I was having one of those wondrous days, feeling the Zen, my blood and breath moving as one. Then I heard someone shouting. I ignored it at first but slowly realized the person was shouting at me. I was in down dog with one leg in the air. I looked under my arm and saw that the shouter was Fukwitz Jr. from next door, a man I would guess is in his mid-forties. I’m no Victorian shrinking violet, but the words flying from his mouth were pure obscenity, the sort of oral flatulence that would make a sailor blush. F-bombs were falling willy-nilly, partnered with other words I sometimes use myself, but one in particular that I NEVER say.

Apparently, I was horrible to Junior’s mother, Mrs. Fukwitz, which is weird because I’ve only spoken to her once. She was rude, I was sulky, answering her criticism in monosyllables. There was nothing more to it. Somehow in Junior’s twisted mind, this got blown up like a Mr. Potato Head balloon at a Macy’s Thanksgiving Day parade.

After raging at my utter disrespect for the (F-bomb!) elderly, Junior said he’d spoken to ALL the (F-bomb!) neighbors and they all (F-bomb!) hate me, which is odd. The only other neighbor we’ve met is a man with a smoothie truck who warned us that Junior has a horrible reputation all along our street. Aside from that, anyone who hates me without meeting me is as stupid as Junior and I don’t give an F-bomb what they think.

The tirade went on and on. I was stunned, seeing images of the Tasmanian Devil drooling with impotent rage as Bugs Bunny dances around him, Wile E. Coyote blowing his own head off as cannons backfire in his face. (Meep-meep!) Words went through my head: Bully! Coward! Mama’s boy!

But I kept my peace, picked up my mat and met Rochi at the door just as Junior shouted that he was going to kick my ass, which nearly gave us both the giggles. Even in my current physical state, I would flatten him with one right hook and joy in my heart. The poor dear really doesn’t know me.

It gives me comfort to know that Junior is nothing but a playground bully with bubbles of spit at the corners of his mouth, a dead frog in his pocket and lice in his hair. But the anger, the need to vent it on a stranger, is beyond my comprehension. I’ve met bullies but had never come face to face with a genuine sociopath before. Part of me was mortified. What had happened to this person to fill him with such anger, such a driving need to hurt other people?

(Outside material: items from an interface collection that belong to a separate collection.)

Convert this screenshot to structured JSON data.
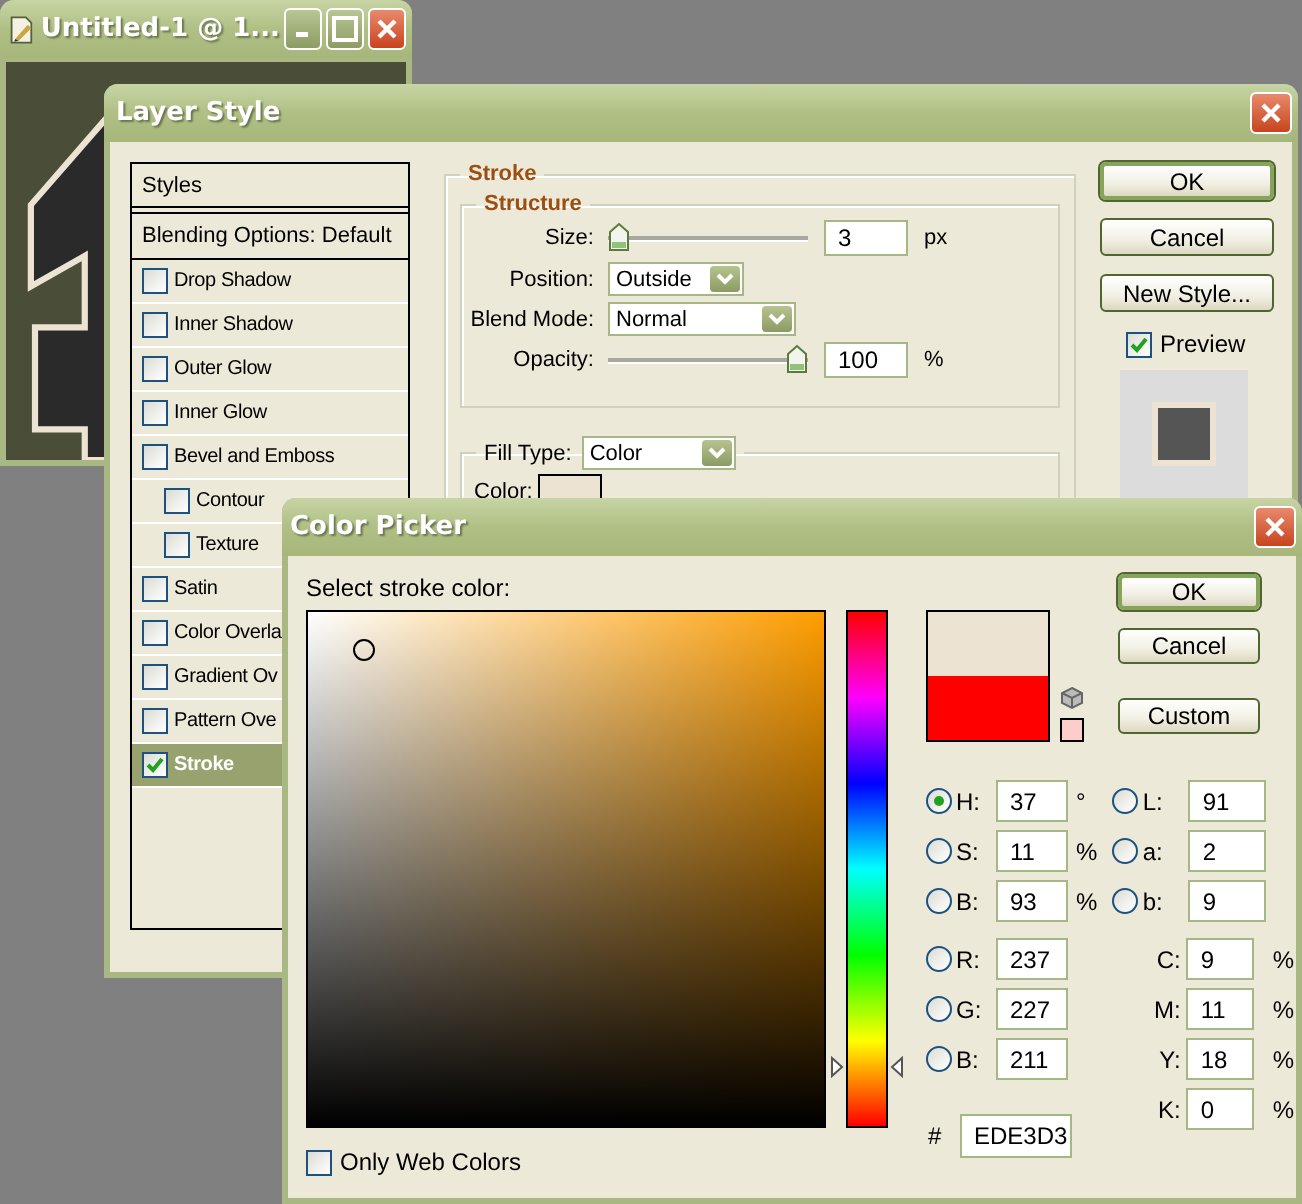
{
  "document_window": {
    "title": "Untitled-1 @ 1..."
  },
  "layer_style": {
    "title": "Layer Style",
    "styles_header": "Styles",
    "blending_options": "Blending Options: Default",
    "effects": [
      {
        "label": "Drop Shadow",
        "checked": false,
        "selected": false
      },
      {
        "label": "Inner Shadow",
        "checked": false,
        "selected": false
      },
      {
        "label": "Outer Glow",
        "checked": false,
        "selected": false
      },
      {
        "label": "Inner Glow",
        "checked": false,
        "selected": false
      },
      {
        "label": "Bevel and Emboss",
        "checked": false,
        "selected": false,
        "children": [
          {
            "label": "Contour",
            "checked": false,
            "selected": false
          },
          {
            "label": "Texture",
            "checked": false,
            "selected": false
          }
        ]
      },
      {
        "label": "Satin",
        "checked": false,
        "selected": false
      },
      {
        "label": "Color Overla",
        "checked": false,
        "selected": false
      },
      {
        "label": "Gradient Ov",
        "checked": false,
        "selected": false
      },
      {
        "label": "Pattern Ove",
        "checked": false,
        "selected": false
      },
      {
        "label": "Stroke",
        "checked": true,
        "selected": true
      }
    ],
    "stroke": {
      "title": "Stroke",
      "structure": {
        "title": "Structure",
        "size": {
          "label": "Size:",
          "level": 0.0,
          "value": "3",
          "unit": "px"
        },
        "position": {
          "label": "Position:",
          "value": "Outside"
        },
        "blend_mode": {
          "label": "Blend Mode:",
          "value": "Normal"
        },
        "opacity": {
          "label": "Opacity:",
          "level": 1.0,
          "value": "100",
          "unit": "%"
        }
      },
      "fill_type": {
        "label": "Fill Type:",
        "value": "Color"
      },
      "color": {
        "label": "Color:",
        "color": "#ede3d3"
      }
    },
    "buttons": [
      {
        "label": "OK",
        "default": true
      },
      {
        "label": "Cancel",
        "default": false
      },
      {
        "label": "New Style...",
        "default": false
      }
    ],
    "preview": {
      "label": "Preview",
      "checked": true
    }
  },
  "color_picker": {
    "title": "Color Picker",
    "prompt": "Select stroke color:",
    "buttons": [
      {
        "label": "OK",
        "default": true
      },
      {
        "label": "Cancel",
        "default": false
      },
      {
        "label": "Custom",
        "default": false
      }
    ],
    "color_preview": [
      {
        "color": "#ede3d3"
      },
      {
        "color": "#ff0000"
      }
    ],
    "web_safe_swatch": {
      "color": "#ffcccc"
    },
    "hue_slider": {
      "level": 0.1
    },
    "hsb": [
      {
        "label": "H:",
        "value": "37",
        "unit": "°",
        "selected": true
      },
      {
        "label": "S:",
        "value": "11",
        "unit": "%",
        "selected": false
      },
      {
        "label": "B:",
        "value": "93",
        "unit": "%",
        "selected": false
      }
    ],
    "lab": [
      {
        "label": "L:",
        "value": "91",
        "selected": false
      },
      {
        "label": "a:",
        "value": "2",
        "selected": false
      },
      {
        "label": "b:",
        "value": "9",
        "selected": false
      }
    ],
    "rgb": [
      {
        "label": "R:",
        "value": "237",
        "selected": false
      },
      {
        "label": "G:",
        "value": "227",
        "selected": false
      },
      {
        "label": "B:",
        "value": "211",
        "selected": false
      }
    ],
    "cmyk": [
      {
        "label": "C:",
        "value": "9",
        "unit": "%"
      },
      {
        "label": "M:",
        "value": "11",
        "unit": "%"
      },
      {
        "label": "Y:",
        "value": "18",
        "unit": "%"
      },
      {
        "label": "K:",
        "value": "0",
        "unit": "%"
      }
    ],
    "hex": {
      "label": "#",
      "value": "EDE3D3"
    },
    "web_only": {
      "label": "Only Web Colors",
      "checked": false
    }
  }
}
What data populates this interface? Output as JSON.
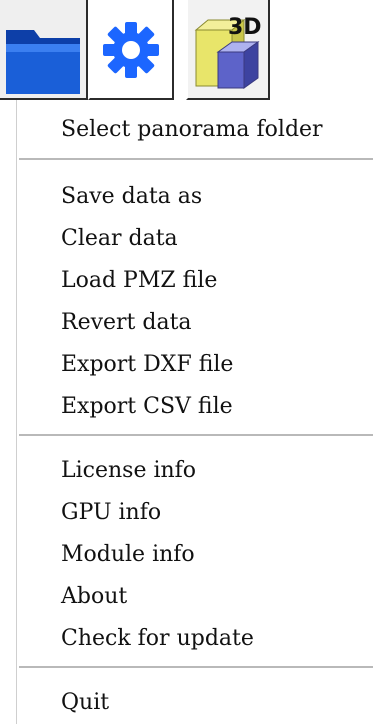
{
  "toolbar": {
    "buttons": [
      {
        "icon": "folder-icon"
      },
      {
        "icon": "gear-icon"
      },
      {
        "icon": "3d-view-icon",
        "badge": "3D"
      }
    ]
  },
  "menu": {
    "groups": [
      [
        "Select panorama folder"
      ],
      [
        "Save data as",
        "Clear data",
        "Load PMZ file",
        "Revert data",
        "Export DXF file",
        "Export CSV file"
      ],
      [
        "License info",
        "GPU info",
        "Module info",
        "About",
        "Check for update"
      ],
      [
        "Quit"
      ]
    ]
  },
  "colors": {
    "folder_blue": "#1a5fd8",
    "gear_blue": "#1c66ff",
    "cube_yellow": "#e8e56a",
    "cube_blue": "#5d63c9",
    "separator": "#b9b9b9"
  }
}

I’m not naïve enough to believe in paradise, but was feeling comfortable, welcomed, starting to feel like we are home. But that experience poked a hole in my soul. I could handle the foul language. It was nothing I hadn’t heard before, but I had never had such fiery venom directed at me. The generous part of me knows Junior is sick, possibly not responsible for what he does, maybe not even aware of it. The less generous part of me hopes he falls into a crack in the lava and burns for all eternity while flea infested slugs nibble on his danglers.

Again and again, kind and well-meaning people have said that we deserve to be here, to live this life, after all we went through last year. I have wondered how much ‘deserving’ has to do with it. At the same time, though, did I deserve to be shouted at like that? What could Junior possibly hope to gain? Did he expect me to panic, to crumble into a weeping puddle of despair? Did he hope I would fight back, get into a profanity pissing match?

What he did accomplish is to put a veneer of tarnish on paradise, which is probably what he wanted. It makes me profoundly sad to think that gives him satisfaction. But more than sad, I’m angry. He’s made me afraid of my own home and that breaks my heart.

I’ve run the “what if it happens again” scenario in my head a thousand times. What to do? Call the police? Turn the hose on him? Tattle to his mommy? Make the sign of the cross and pray for him? Do a little jig and pretend I’m a nutbag, too?

None of the above, I think. I plan to keep ignoring him, the whole Fukwitz clan, and wait for him to get bored or the hedge Rochi planted to grow tall and thick. There’s the silver lining. Things grow tall and thick in paradise, whether you want them to or not.

baby hedge